[Excerpts from an interface dataset]
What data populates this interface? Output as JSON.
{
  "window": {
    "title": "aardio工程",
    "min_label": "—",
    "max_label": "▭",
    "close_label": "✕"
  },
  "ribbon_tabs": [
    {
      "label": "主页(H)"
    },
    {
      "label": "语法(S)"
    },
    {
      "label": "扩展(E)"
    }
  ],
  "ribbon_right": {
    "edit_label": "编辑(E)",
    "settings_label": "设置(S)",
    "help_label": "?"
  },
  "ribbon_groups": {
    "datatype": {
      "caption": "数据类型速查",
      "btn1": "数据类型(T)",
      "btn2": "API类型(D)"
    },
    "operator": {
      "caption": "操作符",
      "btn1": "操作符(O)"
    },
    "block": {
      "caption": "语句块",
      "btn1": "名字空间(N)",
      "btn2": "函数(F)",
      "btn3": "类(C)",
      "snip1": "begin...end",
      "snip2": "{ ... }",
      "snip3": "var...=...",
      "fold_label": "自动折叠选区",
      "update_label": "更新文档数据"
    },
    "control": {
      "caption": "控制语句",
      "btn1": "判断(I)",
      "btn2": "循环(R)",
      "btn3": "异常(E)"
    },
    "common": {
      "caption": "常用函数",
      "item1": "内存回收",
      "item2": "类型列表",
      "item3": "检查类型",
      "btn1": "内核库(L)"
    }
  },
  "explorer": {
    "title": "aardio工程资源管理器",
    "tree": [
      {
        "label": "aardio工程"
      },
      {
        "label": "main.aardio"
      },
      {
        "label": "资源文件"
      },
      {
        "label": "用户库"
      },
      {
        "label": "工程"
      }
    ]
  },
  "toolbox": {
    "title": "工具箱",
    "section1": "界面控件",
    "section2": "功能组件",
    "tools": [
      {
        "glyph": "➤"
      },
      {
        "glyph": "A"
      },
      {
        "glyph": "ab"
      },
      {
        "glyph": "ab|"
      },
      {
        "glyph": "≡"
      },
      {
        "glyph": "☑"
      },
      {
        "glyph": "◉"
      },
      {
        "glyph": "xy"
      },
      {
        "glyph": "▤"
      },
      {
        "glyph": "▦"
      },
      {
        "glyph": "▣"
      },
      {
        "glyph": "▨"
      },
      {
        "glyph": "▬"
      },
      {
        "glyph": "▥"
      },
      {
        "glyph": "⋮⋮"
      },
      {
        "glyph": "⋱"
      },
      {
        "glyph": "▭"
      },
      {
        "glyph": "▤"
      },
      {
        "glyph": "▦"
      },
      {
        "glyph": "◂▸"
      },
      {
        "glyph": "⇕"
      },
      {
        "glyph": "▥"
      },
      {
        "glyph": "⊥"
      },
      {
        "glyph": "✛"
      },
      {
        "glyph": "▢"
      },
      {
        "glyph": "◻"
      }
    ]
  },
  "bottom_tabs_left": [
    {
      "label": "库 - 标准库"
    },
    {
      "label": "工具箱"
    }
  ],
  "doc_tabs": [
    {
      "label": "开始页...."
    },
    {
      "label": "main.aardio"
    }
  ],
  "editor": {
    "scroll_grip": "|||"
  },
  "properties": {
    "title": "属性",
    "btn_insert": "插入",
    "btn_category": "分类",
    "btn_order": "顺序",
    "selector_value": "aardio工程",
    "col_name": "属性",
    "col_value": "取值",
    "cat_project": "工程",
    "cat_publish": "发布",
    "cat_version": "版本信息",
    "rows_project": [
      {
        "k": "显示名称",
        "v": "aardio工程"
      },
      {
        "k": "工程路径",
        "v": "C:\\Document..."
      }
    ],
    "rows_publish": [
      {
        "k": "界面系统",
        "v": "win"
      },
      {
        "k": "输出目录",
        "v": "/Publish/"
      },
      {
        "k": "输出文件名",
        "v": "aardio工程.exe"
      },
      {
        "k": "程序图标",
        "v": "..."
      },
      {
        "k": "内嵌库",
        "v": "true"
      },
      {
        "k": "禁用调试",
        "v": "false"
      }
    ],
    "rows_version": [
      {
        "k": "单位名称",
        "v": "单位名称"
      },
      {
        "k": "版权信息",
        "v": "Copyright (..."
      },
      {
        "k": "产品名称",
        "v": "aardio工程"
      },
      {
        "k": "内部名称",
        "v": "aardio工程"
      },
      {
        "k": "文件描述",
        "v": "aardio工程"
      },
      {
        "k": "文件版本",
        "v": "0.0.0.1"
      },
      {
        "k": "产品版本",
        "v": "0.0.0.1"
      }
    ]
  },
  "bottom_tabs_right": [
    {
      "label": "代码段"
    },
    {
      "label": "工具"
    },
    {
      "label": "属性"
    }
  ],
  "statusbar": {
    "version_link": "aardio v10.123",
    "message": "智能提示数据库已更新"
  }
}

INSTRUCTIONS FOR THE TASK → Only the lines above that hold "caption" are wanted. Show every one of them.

COMPLETED EXERCISE →
      "caption": "数据类型速查",
      "caption": "操作符",
      "caption": "语句块",
      "caption": "控制语句",
      "caption": "常用函数",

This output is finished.